On the other hand, the company's positioning and long-term expansion potential remain very promising, and investors probably shouldn't get too hung up on the recent growth deceleration. Even with some projected slowdown, Fiverr is still growing at a healthy clip and should be able to shift into generating big earnings increases over the long term. 

2. Impinj

Impinj (PI -2.84%) makes radio-frequency identification (RFID) tags, sensors, and software. These technologies can function like a much more advanced version of the barcode system and keep track of and gather data from non-electronic objects. The company's solutions pave the way for improved item tracking, supply chain management, loss prevention at retail, and streamlining of manufacturing processes. And the business could play an important role in bringing everyday items into the burgeoning world of networked data.  

With pandemic conditions having disrupted key markets including retail, airline travel, and manufacturing, the company has faced some big headwinds over the last 18 months. However, there are signs that Impinj is starting to bounce back, and the business could be in the early stages of tapping into huge long-term growth trends. 

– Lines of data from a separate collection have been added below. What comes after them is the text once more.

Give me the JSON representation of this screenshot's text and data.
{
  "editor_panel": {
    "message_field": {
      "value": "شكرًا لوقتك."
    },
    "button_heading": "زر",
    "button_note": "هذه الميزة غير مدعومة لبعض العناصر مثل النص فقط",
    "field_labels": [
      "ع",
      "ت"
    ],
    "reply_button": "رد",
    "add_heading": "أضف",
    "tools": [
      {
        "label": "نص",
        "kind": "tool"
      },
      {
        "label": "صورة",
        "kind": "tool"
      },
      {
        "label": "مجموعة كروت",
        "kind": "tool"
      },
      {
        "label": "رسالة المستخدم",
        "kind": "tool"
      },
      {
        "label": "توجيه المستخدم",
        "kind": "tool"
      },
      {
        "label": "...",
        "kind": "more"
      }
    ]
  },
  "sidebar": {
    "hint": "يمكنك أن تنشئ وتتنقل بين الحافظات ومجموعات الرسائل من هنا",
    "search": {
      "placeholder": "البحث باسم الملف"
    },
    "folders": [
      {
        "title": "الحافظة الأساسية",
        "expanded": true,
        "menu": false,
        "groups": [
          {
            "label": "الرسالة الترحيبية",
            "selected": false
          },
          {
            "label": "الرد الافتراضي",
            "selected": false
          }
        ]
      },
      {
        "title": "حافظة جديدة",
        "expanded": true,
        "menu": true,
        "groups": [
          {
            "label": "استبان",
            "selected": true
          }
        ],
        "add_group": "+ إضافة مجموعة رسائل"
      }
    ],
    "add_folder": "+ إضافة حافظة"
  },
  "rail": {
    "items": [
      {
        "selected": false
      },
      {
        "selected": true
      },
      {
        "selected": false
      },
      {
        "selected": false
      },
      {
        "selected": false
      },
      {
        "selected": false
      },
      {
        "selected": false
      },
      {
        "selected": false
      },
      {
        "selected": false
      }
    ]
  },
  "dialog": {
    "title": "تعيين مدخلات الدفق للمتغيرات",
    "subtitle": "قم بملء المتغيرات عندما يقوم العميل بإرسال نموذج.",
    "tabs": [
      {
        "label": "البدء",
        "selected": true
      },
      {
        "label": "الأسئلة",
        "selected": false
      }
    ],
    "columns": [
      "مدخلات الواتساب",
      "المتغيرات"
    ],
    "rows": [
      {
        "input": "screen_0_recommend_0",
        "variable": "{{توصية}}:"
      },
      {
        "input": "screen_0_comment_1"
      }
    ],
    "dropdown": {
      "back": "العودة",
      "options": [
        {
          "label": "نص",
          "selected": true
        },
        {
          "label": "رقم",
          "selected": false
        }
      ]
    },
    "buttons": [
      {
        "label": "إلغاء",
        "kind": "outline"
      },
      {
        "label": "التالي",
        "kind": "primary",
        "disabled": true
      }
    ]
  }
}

Sales jumped 78.7% year over year to reach roughly $47.3 million in the company's second quarter, and its revenue of $92.5 million across the first six months of the year is 24.5% higher than the sales it notched across last year's first two quarters. The business posted better-than-expected performance helped by RFID technologies for self-checkout used by a leading global retailer in Asia, and customers using the company for supply chain, logistics, and loss prevention.

There's room for new RFID uses in pretty much every industry under the sun, and Impinj is delivering technologies for a young market that has explosive potential. There's speculation involved in determining whether the company can make good on the opportunity at hand, but the tech stock could deliver fantastic returns if RFID applications continue to gain traction.

3. Roblox

Roblox (RBLX -1.18%) has established itself as an early leader in the virtual-world platform space sometimes referred to as the metaverse. To describe the company's namesake software as a "video game" would be underselling its massive scope. In many respects, Roblox is much closer to being a platform than a traditional game.

The broader Roblox world encompasses an incredible variety of different games, scenarios, items, and characters, and its users are creating new content all the time. Creators on the platform can generate substantial real-world earnings if players engage with their content, and this dynamic should help the company continue to attract new players and developers. 

The platform enjoys almost fanatical levels of engagement, and the company has estimated that somewhere in the range of 75% of U.S. children between the ages of 9 and 12 use the service. It's become a major social hub, and the business continues to grow at an incredible clip. Sales surged 127% year over year to reach $454.1 million in the second quarter, bookings jumped 35% year over year to $665.5 million, and free cash flow surged roughly 70% to hit $168 million. 

Roblox now has a market capitalization of roughly $51.5 billion and commands a valuation premium because it has built a hugely popular software platform capable of hosting a variety of evolving games and experiences. The platform has already proved to be quite sticky, and emerging crossover opportunities in media promotions, online retail, and augmented reality point to incredible long-term expansion potential.